Monday, March 14, 2016

QUICK TAKE REVIEW By Beverly Creasey Everybody Dance Now

You know the old “Hey, kids, let’s put on a show” movies with Mickey Rooney and Judy Garland? Well, Flat Earth Theatre’s production of TALES OF A FOURTH GRADE LESBO (playing through March 26th) seems like one of those scripts—and just to complicate matters—the characters in the play are also putting on a show. It’s a show within a show within a script that feels like this is its first outing (so to speak). It isn’t. It turns out playwright Gina Young is from L.A. with lots of credits to her name. So much for my theory.

TALES OF A FOURTH GRADE LESBO follows the whole class (gays and straights included) through the agony of fitting in and especially not fitting in. Any teen who feels “different” is gently lampooned in Young’s mostly entertaining script: From the shy boys that bullies hang on coat racks by the “gay loop” on their shirt backs to the girls with fem “crushes” who just aren’t interested in boys, to the amazement of the boys. “I don’t want to do you. I want to be you!” says a charismatic Kathleen C. Lewis.

Young’s sexploration scenes are hilarious, with ill-informed teens describing horrific, heterosexual misinformation. Teachers aren’t spared, either, with the clueless Miss Applebutter (a wonderful Julia Alvarez) pitching the wrong kid out of class. (I think I had her for English in high school.) Nasty girls at a sleepover exclude one girl and play a cruel “truth or dare” game (without the dare part) on another.

There are a few scenes which seem completely out of place (like the drama school “neutral mask” scene) which is why I assumed TALES was a developmental play. There’s even an instance where the kids discuss adding another scene to the play within the play and Alvarez’ character says there’s no room for anything else.
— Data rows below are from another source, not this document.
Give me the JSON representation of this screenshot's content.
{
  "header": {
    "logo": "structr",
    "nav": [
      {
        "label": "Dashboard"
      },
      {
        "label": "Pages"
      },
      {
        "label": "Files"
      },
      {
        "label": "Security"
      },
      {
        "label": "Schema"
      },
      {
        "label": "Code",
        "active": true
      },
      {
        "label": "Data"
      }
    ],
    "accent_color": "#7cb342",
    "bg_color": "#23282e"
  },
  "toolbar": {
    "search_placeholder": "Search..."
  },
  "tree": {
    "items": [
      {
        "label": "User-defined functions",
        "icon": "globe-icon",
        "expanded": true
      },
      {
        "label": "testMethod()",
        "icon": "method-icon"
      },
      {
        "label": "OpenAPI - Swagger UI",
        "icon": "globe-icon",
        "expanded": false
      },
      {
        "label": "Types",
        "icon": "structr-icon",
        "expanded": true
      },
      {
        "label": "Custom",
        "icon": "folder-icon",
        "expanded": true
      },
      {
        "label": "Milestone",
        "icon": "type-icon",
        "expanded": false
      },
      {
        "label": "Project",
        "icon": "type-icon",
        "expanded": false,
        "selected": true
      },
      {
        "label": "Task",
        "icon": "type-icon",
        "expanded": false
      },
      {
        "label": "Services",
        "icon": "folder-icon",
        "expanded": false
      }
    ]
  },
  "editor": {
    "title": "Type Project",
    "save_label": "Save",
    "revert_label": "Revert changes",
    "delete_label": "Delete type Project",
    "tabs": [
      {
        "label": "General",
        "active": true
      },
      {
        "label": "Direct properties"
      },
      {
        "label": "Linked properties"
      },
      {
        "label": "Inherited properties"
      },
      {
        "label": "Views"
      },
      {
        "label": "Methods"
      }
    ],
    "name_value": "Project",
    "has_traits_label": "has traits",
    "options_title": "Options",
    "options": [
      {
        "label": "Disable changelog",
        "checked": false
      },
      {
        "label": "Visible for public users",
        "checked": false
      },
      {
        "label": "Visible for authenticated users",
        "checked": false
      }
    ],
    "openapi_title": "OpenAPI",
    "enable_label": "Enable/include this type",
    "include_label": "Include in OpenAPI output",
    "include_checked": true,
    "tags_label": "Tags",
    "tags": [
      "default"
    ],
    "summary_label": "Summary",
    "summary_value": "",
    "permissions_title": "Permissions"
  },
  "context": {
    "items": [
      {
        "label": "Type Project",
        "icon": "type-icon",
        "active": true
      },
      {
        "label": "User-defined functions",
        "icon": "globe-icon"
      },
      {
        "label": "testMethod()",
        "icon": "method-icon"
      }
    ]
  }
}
Amen to that.

The very best part of the show happens when they (mostly the males sing lead) burst into song for no apparent reason. Their parodies of pop songs are spot on, with clever stand-in lyrics, for example in their Bohemian Rhapsody (Instead of a ‘devil,’ there’s “a detention hall with a table set aside for me.” Likewise, I Think We’re Alone Now and Hungry Eyes get a suggestive make-over. (The males in the cast are all deft vocalists.)

Director Mariagrazia LaFauci’s cast is pleasing, with fine work all around, especially from Malari Martin, Alvarez and Lewis. It’s the script that needs tightening. It’s just too long and too scattered for satire but I’m sure junior high students will eat it up.